When is it time to say goodbye?
Entertainers as great as Dean Martin and Frank Sinatra had a tough time knowing when it was time to step out of the spotlight. With some acts, the ticket-buying public decides for them.
Wayne Newton is 67 and calls his Tropicana show “Once Before I Go.” His singing voice has been strained for more than a decade, and he hints of retirement.
But Mr. Las Vegas is ever the showman, and who knows? He could follow his USO work into a Bob Hope format, introducing younger talent in a variety show.
Ray Price turns 84 in January. Unless something happens to the singer between now and Friday, the indestructible country great will sing “Make the World Go Away” at Boulder Station for his eighth time in 10 years.
That’s fairly remarkable when you think of how many octogenarians still sell tickets in Las Vegas. There’s Don Rickles, Tony Bennett — and that’s about it.
But with Price, it’s especially impressive after a rough summer. “I had colon cancer real bad and they took out almost all my colon,” he says. “It was a pretty tough operation, but I’ve been doing rehab three times a week. I got my strength back real fast.
“I’m not over the operation yet,” he adds. “It’ll take a year to get over to get my energy back right. But I’m back enough where I’m doing good shows.”
Like Bennett or Ralph Stanley, Price is more valued as an elder statesman than he often was in his journeyman years. “For the Good Times” was a pop hit in 1970. But it was harder then for an act to cross over from the country charts, where Price had 80 hits.
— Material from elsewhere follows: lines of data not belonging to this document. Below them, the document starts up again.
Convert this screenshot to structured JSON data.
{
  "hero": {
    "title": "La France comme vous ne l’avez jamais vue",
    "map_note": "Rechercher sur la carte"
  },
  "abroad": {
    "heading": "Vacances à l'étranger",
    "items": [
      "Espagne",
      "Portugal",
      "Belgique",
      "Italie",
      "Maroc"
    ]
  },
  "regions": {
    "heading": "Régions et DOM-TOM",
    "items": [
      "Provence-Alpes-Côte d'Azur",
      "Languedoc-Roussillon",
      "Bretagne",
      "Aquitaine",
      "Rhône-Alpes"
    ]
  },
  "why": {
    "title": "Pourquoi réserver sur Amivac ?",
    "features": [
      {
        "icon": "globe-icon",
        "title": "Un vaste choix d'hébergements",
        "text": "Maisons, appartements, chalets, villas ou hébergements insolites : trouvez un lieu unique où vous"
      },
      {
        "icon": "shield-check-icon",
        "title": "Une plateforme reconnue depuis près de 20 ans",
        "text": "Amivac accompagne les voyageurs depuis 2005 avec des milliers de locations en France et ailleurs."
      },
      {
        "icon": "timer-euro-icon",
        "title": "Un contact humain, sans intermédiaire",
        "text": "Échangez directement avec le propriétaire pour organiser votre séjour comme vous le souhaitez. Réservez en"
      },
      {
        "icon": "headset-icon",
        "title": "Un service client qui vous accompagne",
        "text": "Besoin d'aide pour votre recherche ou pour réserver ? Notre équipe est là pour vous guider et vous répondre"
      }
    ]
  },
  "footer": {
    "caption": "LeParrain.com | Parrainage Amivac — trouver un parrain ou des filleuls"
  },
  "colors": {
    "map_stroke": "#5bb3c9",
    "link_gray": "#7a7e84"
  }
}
Two years ago, Price teamed with Merle Haggard and Willie Nelson for the “Last of the Breed” tour at Planet Hollywood. Price came out and opened the show with an extra 40 minutes.
Now they’re talking about a reprise of the tour. And he may do some shows with an orchestra or big band next year. “It’s kind of up to other forces, but I’m going to stay as long as I can still do it and do it good.”
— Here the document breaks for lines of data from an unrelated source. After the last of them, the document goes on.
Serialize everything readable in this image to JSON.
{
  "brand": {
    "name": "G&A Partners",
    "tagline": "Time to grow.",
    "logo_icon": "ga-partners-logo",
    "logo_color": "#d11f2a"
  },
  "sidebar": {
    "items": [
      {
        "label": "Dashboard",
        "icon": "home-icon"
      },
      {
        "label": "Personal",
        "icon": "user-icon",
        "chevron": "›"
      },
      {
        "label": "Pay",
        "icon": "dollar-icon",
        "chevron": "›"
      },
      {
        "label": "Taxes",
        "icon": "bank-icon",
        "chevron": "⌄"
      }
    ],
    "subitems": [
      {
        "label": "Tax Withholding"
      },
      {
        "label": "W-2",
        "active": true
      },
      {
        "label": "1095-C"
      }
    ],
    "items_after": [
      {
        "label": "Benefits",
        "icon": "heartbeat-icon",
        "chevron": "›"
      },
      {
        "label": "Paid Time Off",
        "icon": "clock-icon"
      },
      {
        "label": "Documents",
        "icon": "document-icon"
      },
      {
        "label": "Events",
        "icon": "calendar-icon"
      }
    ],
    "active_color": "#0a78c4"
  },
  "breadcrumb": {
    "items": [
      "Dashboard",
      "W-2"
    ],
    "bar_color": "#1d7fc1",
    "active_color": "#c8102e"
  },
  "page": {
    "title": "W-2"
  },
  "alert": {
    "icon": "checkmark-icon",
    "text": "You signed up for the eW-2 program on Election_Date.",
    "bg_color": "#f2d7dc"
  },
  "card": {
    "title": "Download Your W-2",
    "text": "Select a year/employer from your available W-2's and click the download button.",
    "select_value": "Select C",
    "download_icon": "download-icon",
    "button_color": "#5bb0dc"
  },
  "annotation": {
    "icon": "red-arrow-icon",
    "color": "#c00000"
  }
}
But what about the big question: How will he know when it’s time to step down?
“The minute I don’t do it good or my voice starts going, so do I,” he says. “I’m not gonna subject my fans to that.”
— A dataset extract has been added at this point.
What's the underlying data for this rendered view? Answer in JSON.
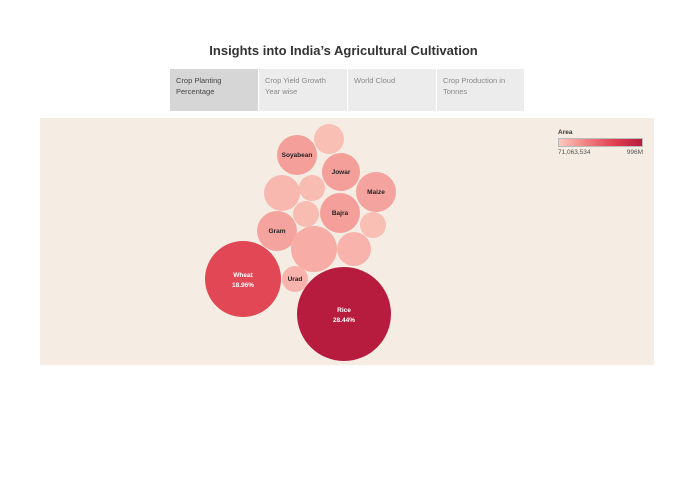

Does he trust his own judgment? “I have to. I’m the one that’s gotta do the work,” he says. “My family would tell me in an instant. But I’ll know, I won’t have to worry about it.”
Contact reporter Mike Weatherford at email@example.com or 702-383-0288.